Retype every record below exactly as it appears.

<<<<

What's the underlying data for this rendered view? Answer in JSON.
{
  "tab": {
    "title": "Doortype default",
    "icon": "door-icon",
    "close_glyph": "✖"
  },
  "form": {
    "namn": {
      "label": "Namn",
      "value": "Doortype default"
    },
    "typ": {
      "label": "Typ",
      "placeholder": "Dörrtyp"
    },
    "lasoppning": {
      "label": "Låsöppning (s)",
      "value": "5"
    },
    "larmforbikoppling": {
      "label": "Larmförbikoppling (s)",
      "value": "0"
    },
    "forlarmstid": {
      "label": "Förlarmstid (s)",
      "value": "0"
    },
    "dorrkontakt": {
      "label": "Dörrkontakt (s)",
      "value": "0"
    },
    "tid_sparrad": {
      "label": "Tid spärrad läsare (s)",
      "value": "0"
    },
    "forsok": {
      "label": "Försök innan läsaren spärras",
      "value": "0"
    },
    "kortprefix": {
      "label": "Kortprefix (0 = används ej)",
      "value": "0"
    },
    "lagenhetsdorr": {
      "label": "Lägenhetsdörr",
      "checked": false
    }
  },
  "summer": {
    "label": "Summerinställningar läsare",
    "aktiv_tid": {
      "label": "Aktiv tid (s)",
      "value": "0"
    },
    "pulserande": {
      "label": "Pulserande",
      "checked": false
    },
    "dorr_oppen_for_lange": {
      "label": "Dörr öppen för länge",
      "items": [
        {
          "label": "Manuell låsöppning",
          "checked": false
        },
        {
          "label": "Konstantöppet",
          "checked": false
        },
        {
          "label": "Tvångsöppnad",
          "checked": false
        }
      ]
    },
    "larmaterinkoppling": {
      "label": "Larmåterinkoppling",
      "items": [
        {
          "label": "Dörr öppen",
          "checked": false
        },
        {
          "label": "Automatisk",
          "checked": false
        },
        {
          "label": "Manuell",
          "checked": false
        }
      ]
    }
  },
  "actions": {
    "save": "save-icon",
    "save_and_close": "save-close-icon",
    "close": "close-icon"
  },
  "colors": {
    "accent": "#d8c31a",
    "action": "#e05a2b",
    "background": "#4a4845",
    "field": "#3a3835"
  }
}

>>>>

*Solution*
What's the underlying data for this rendered view? Answer in JSON.
{
  "tab": {
    "title": "Doortype default",
    "icon": "door-icon",
    "close_glyph": "✖"
  },
  "form": {
    "namn": {
      "label": "Namn",
      "value": "Doortype default"
    },
    "typ": {
      "label": "Typ",
      "placeholder": "Dörrtyp"
    },
    "lasoppning": {
      "label": "Låsöppning (s)",
      "value": "5"
    },
    "larmforbikoppling": {
      "label": "Larmförbikoppling (s)",
      "value": "0"
    },
    "forlarmstid": {
      "label": "Förlarmstid (s)",
      "value": "0"
    },
    "dorrkontakt": {
      "label": "Dörrkontakt (s)",
      "value": "0"
    },
    "tid_sparrad": {
      "label": "Tid spärrad läsare (s)",
      "value": "0"
    },
    "forsok": {
      "label": "Försök innan läsaren spärras",
      "value": "0"
    },
    "kortprefix": {
      "label": "Kortprefix (0 = används ej)",
      "value": "0"
    },
    "lagenhetsdorr": {
      "label": "Lägenhetsdörr",
      "checked": false
    }
  },
  "summer": {
    "label": "Summerinställningar läsare",
    "aktiv_tid": {
      "label": "Aktiv tid (s)",
      "value": "0"
    },
    "pulserande": {
      "label": "Pulserande",
      "checked": false
    },
    "dorr_oppen_for_lange": {
      "label": "Dörr öppen för länge",
      "items": [
        {
          "label": "Manuell låsöppning",
          "checked": false
        },
        {
          "label": "Konstantöppet",
          "checked": false
        },
        {
          "label": "Tvångsöppnad",
          "checked": false
        }
      ]
    },
    "larmaterinkoppling": {
      "label": "Larmåterinkoppling",
      "items": [
        {
          "label": "Dörr öppen",
          "checked": false
        },
        {
          "label": "Automatisk",
          "checked": false
        },
        {
          "label": "Manuell",
          "checked": false
        }
      ]
    }
  },
  "actions": {
    "save": "save-icon",
    "save_and_close": "save-close-icon",
    "close": "close-icon"
  },
  "colors": {
    "accent": "#d8c31a",
    "action": "#e05a2b",
    "background": "#4a4845",
    "field": "#3a3835"
  }
}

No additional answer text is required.